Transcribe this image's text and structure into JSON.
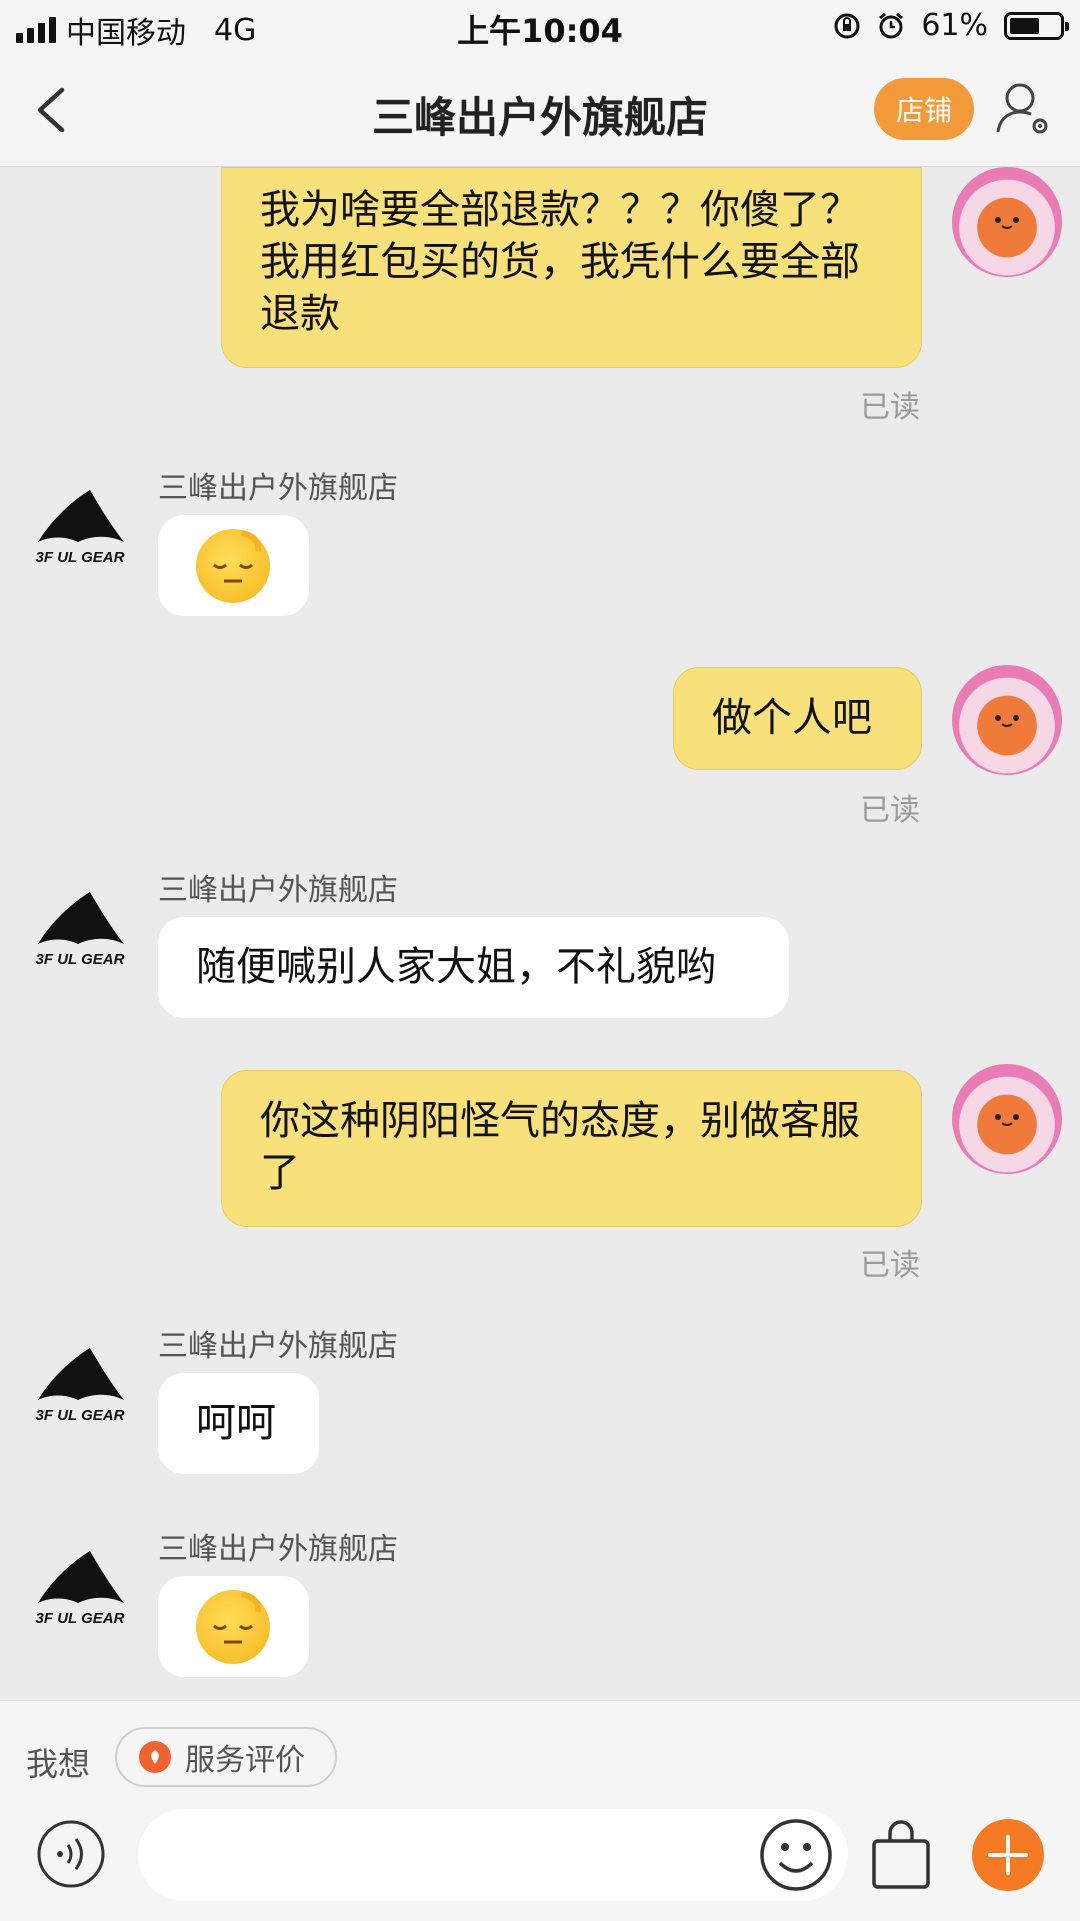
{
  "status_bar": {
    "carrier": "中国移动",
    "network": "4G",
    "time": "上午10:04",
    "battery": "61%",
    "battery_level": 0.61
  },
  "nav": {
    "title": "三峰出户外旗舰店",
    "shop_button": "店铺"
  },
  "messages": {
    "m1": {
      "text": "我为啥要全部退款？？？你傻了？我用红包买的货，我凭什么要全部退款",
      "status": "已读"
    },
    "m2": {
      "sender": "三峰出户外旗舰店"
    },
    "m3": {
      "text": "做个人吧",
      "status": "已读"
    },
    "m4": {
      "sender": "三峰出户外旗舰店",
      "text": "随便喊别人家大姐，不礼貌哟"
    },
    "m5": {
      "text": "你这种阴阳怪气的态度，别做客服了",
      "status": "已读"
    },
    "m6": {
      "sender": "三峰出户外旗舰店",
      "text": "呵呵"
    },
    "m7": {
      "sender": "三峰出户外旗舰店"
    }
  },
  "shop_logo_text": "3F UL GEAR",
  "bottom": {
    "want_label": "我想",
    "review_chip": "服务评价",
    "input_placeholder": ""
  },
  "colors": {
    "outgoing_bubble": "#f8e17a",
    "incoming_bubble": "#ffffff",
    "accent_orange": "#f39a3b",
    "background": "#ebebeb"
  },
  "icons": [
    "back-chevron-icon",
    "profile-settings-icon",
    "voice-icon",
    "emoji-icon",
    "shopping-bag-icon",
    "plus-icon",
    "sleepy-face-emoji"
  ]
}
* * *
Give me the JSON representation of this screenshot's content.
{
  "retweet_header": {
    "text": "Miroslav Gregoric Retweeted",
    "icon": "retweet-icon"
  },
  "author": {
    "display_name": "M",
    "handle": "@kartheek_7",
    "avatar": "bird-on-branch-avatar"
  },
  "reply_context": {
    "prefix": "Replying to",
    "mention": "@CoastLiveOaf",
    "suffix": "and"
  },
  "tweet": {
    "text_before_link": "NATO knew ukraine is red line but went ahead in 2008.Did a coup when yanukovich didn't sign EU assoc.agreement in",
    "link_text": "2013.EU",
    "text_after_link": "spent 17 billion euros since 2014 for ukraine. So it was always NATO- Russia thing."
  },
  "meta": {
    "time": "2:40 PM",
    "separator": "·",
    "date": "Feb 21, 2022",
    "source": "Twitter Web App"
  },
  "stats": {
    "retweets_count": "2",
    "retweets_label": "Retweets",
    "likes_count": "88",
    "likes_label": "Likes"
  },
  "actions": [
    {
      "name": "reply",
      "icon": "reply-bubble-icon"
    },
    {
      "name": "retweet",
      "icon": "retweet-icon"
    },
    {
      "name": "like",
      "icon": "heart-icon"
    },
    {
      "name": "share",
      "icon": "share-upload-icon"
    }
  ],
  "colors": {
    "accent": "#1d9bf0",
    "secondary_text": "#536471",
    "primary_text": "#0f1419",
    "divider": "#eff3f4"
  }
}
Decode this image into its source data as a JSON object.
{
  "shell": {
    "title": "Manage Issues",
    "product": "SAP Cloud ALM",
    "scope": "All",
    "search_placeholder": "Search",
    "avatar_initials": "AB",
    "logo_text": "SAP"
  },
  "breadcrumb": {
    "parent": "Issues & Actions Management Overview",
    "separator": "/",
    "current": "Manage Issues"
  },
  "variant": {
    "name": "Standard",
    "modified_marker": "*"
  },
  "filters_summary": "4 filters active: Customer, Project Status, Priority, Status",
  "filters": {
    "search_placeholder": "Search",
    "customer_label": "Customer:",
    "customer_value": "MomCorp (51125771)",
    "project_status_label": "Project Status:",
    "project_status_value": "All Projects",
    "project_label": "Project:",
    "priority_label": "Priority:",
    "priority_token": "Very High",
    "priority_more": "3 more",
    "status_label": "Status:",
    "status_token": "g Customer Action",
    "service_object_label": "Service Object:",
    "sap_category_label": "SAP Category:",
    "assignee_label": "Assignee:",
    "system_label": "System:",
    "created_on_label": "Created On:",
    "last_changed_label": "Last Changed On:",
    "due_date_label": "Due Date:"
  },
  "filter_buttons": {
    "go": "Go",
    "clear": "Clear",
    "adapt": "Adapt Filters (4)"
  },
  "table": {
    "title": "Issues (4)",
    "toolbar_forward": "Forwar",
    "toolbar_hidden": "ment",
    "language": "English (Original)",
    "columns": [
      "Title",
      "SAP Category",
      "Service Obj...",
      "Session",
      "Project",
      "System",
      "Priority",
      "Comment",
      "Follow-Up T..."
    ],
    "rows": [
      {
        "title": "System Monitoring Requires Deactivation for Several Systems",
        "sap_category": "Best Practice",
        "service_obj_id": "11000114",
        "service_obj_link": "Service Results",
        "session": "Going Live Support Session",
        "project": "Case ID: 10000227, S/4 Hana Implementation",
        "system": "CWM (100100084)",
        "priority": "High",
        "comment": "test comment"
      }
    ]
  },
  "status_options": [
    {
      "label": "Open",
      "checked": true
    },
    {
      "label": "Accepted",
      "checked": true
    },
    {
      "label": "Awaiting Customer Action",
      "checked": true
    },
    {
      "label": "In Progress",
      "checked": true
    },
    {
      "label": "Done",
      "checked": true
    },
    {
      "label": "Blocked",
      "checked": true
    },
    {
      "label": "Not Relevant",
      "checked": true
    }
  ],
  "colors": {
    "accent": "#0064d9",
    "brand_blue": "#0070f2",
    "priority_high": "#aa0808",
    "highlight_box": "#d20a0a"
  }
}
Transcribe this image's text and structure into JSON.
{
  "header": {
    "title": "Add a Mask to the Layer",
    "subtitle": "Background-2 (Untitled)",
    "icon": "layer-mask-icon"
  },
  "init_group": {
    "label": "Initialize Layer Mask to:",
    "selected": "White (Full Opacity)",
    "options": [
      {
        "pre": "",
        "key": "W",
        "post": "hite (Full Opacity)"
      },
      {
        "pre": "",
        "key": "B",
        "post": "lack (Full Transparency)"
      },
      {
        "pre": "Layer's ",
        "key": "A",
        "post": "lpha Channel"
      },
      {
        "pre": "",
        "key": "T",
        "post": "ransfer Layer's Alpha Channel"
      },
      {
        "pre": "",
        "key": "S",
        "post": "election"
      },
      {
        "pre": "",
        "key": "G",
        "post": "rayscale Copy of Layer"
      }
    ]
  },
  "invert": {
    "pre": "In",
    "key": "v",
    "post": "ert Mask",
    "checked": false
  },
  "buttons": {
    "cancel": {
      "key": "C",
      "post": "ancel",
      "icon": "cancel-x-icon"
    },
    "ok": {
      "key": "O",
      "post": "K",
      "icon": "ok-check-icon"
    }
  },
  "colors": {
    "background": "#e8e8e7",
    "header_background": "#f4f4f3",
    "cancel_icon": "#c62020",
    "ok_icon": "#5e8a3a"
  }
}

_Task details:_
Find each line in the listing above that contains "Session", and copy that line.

_Task response:_
      "Session",
        "session": "Going Live Support Session",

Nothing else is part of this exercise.